7674 A carved wood figure of standing Daiarakan (Sacred Arhat) with gyokugan (inlaid crystal eyes)
Japan 12th/13th century Kamakura period
Dimensions: H. 58cm x W. 19.5cm x D. 18cm (23” x 7¾” x 7¼”)
An old fitted wood box inscribed:
Lid: Daiarakan sonzo (A sacred sculpture of Arhat) with two seals Kei and Do
Lid inside: Ishikawa Shuntai ro-taishi hakogaki, Keido shiki (The box inscription by the old respected monk Ishikawa Shuntai, attestation by Keido) with two seals
External box: Daiarakan sonzo, hakogaki Ishikawa Setsudo roshi dai (A sacred sculpture of Arhat, the title inscription on the box written by the respected monk Ishikawa Setsudo)
Provenance: Collection of Ishikawa Shuntai (1842-1931)
Arakan or rakan (arhats) are Buddhist disciples who have conquered all passions and are liberated from the burden of rebirth. They are said to have originally numbered twelve hundred but in various types of Japanese artistic representations a smaller group of sixteen arakan is the focus. Following Chinese tradition each member of this group is individually named and associated with a particular attribute such as a fly whisk, a gong, a scroll, a palm-leaf book or a dragon. Rakan are usually depicted with shaved heads, long earlobes and unadorned draped robes, sometimes leaving one shoulder bare. Daiarakan refers to the most respected arakan.

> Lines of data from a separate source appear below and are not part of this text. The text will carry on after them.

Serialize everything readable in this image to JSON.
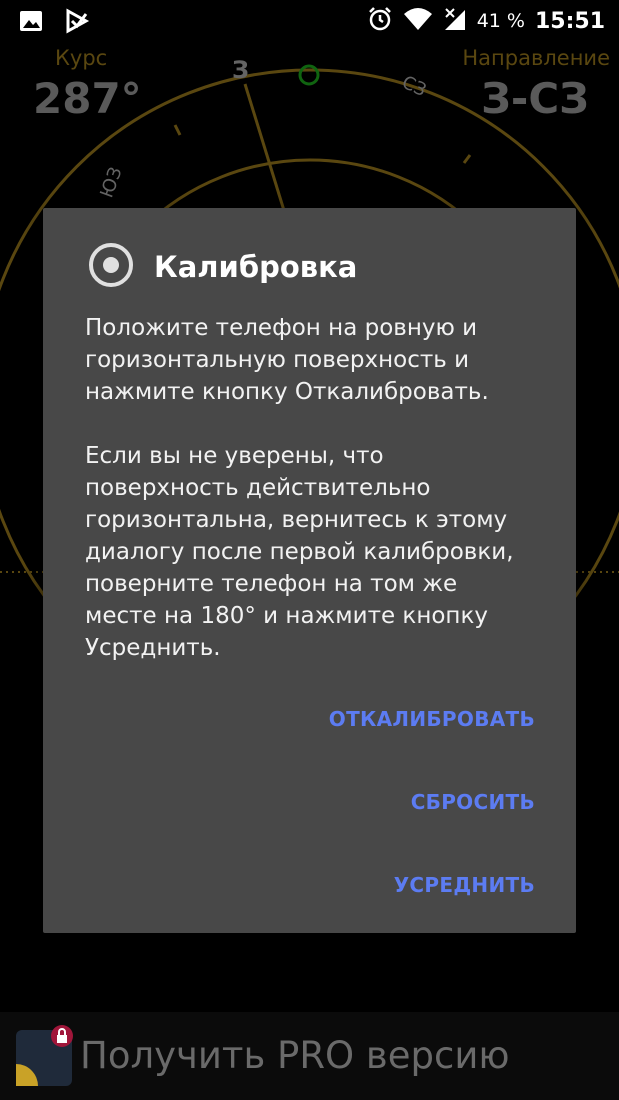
{
  "status_bar": {
    "battery_percent": "41 %",
    "time": "15:51"
  },
  "background": {
    "course_label": "Курс",
    "course_value": "287°",
    "direction_label": "Направление",
    "direction_value": "З-СЗ",
    "dial_labels": [
      "З",
      "СЗ",
      "ЮЗ"
    ],
    "accent_color": "#8a6d1a"
  },
  "dialog": {
    "title": "Калибровка",
    "body": "Положите телефон на ровную и горизонтальную поверхность и нажмите кнопку Откалибровать.\n\nЕсли вы не уверены, что поверхность действительно горизонтальна, вернитесь к этому диалогу после первой калибровки, поверните телефон на том же месте на 180° и нажмите кнопку Усреднить.",
    "buttons": {
      "calibrate": "ОТКАЛИБРОВАТЬ",
      "reset": "СБРОСИТЬ",
      "average": "УСРЕДНИТЬ"
    },
    "button_color": "#5c7cf2"
  },
  "promo": {
    "text": "Получить PRO версию"
  }
}
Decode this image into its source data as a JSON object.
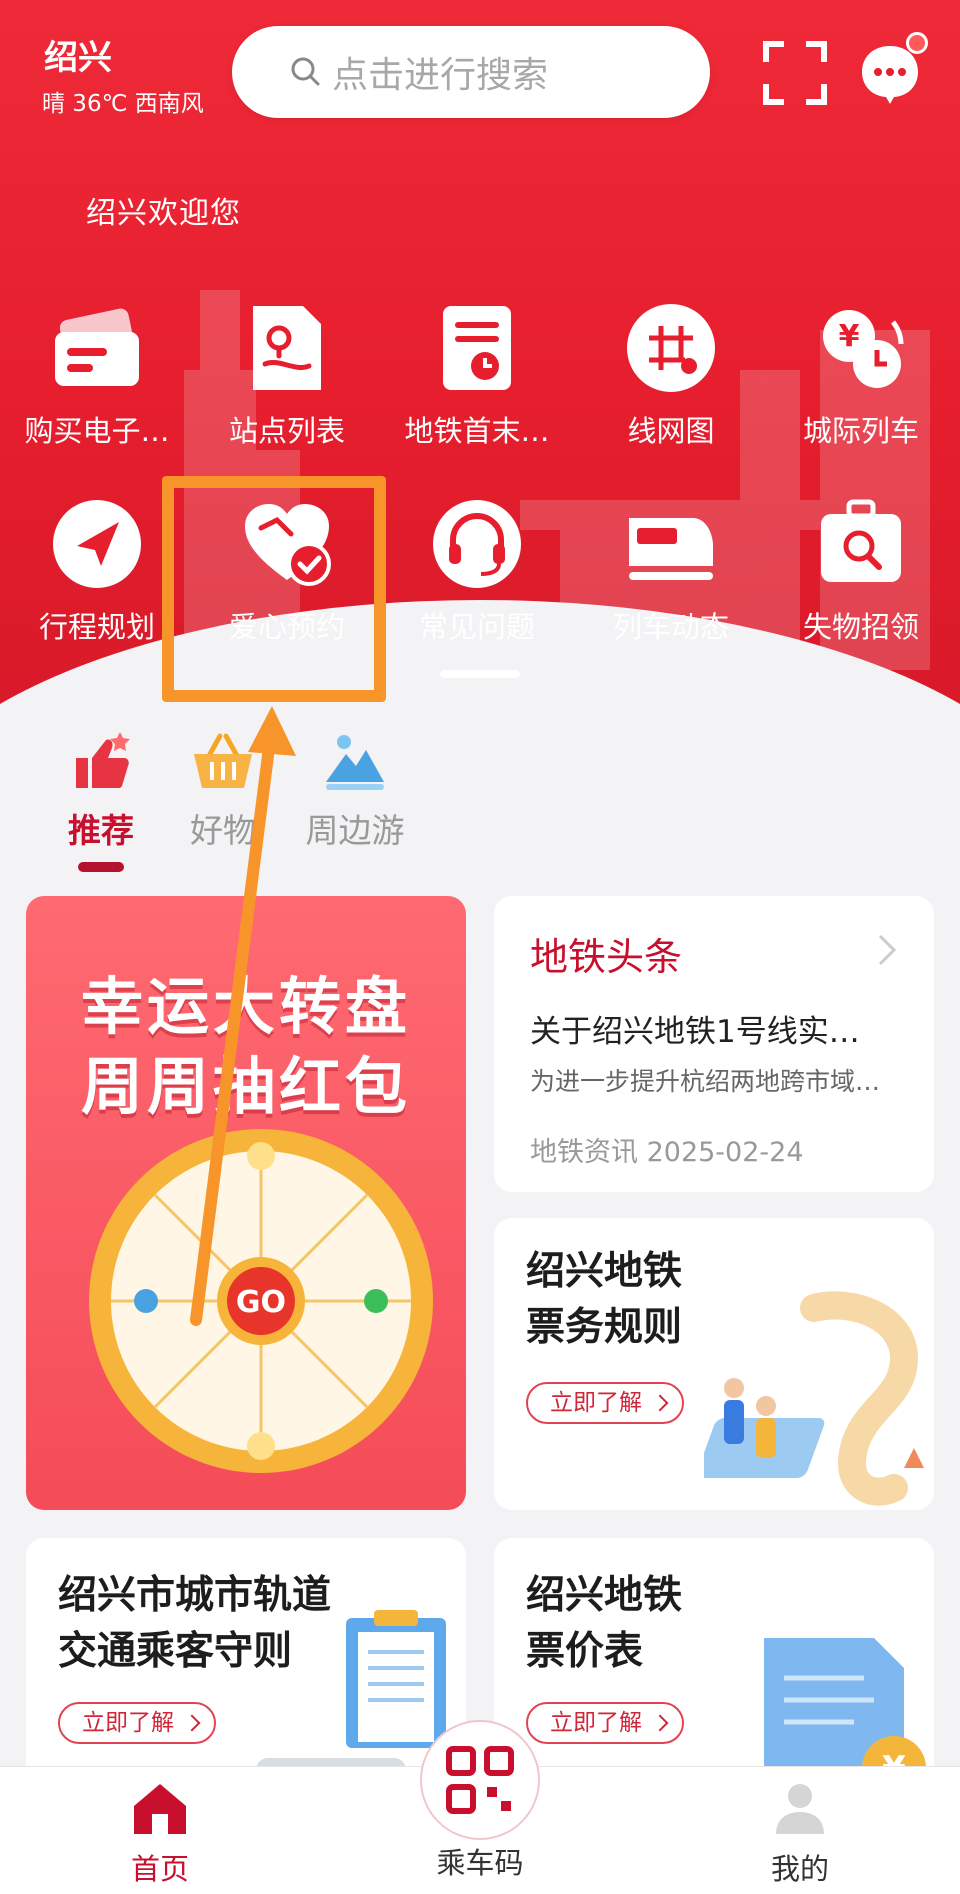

Ishikawa Shuntai (1842-1931) was a priest of Otani-ha sect of Jodo-shinshu Buddhism. In 1878 he became the secretary general of the Higashi Honganji, the main headquarters of Otani-ha, and was influential in the modernisation of the sect. Priest name: Keiho, Setsudo, Sekijo, Ryuen.
For the figures of ten principal disciples by Kaikei see Nara National Museum ed., The Buddhist Master Sculptor Kaikei: Timeless Beauty from the Kamakura Period, (Nara, 2017), p. 158-9 (early 13th century, Important Cultural Property, Daihoon-ji Temple, Kyoto).
Radio Carbon Dating Ref: RCD-9282